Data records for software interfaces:
• • • •

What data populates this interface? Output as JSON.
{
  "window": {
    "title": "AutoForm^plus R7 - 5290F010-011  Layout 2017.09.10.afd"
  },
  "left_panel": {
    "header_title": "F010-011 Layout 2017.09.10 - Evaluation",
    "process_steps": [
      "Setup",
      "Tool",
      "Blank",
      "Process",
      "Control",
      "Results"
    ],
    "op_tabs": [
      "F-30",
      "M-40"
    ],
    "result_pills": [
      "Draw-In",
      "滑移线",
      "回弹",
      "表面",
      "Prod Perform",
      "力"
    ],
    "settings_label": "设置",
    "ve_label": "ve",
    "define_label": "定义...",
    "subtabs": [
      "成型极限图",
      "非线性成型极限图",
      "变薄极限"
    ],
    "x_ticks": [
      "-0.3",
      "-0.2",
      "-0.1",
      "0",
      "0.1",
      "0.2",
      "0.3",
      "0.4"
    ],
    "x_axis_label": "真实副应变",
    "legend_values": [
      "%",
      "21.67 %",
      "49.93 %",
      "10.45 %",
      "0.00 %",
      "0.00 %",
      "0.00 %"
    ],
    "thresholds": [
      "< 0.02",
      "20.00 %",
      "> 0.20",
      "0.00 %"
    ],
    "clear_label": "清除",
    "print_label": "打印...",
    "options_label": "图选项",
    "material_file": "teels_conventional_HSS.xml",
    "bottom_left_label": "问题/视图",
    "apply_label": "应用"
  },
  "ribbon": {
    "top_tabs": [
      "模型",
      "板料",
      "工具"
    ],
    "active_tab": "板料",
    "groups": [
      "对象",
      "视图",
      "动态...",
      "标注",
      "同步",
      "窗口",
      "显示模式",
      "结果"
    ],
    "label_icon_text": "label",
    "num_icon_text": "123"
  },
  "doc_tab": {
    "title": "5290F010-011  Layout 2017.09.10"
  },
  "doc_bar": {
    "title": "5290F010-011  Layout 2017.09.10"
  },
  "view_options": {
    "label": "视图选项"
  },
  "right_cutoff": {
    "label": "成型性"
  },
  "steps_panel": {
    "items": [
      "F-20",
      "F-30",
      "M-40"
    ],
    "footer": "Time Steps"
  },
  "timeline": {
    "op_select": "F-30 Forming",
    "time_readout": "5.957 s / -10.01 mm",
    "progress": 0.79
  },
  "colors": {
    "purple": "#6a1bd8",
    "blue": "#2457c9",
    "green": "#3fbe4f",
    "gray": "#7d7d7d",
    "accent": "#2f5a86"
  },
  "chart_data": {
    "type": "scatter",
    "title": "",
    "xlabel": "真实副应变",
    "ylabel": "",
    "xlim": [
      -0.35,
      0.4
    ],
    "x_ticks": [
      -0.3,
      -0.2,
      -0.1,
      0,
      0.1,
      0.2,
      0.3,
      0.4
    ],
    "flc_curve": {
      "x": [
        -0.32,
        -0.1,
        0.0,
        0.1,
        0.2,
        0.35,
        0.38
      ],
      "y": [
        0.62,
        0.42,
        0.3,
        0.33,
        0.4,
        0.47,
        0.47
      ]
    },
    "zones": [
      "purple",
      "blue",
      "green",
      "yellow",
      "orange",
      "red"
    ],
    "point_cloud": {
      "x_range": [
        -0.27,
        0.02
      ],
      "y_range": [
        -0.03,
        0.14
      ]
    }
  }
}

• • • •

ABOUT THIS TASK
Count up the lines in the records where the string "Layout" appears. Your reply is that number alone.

ANSWER TO THIS EXERCISE
4